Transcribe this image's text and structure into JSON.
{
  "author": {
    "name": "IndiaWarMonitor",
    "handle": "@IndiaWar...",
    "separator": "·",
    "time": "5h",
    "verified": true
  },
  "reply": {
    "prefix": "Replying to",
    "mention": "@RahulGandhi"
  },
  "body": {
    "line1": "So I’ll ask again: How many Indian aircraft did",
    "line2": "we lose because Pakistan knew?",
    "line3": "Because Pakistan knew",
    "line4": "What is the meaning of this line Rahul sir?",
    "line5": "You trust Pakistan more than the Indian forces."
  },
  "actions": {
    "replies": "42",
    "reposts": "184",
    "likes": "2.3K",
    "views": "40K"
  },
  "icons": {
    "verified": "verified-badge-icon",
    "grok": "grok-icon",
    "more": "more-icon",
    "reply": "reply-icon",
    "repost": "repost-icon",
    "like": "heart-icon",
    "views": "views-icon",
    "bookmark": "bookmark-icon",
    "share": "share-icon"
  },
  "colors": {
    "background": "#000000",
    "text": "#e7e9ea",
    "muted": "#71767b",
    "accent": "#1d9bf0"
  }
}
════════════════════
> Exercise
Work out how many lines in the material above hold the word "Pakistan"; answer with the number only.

> Reply
3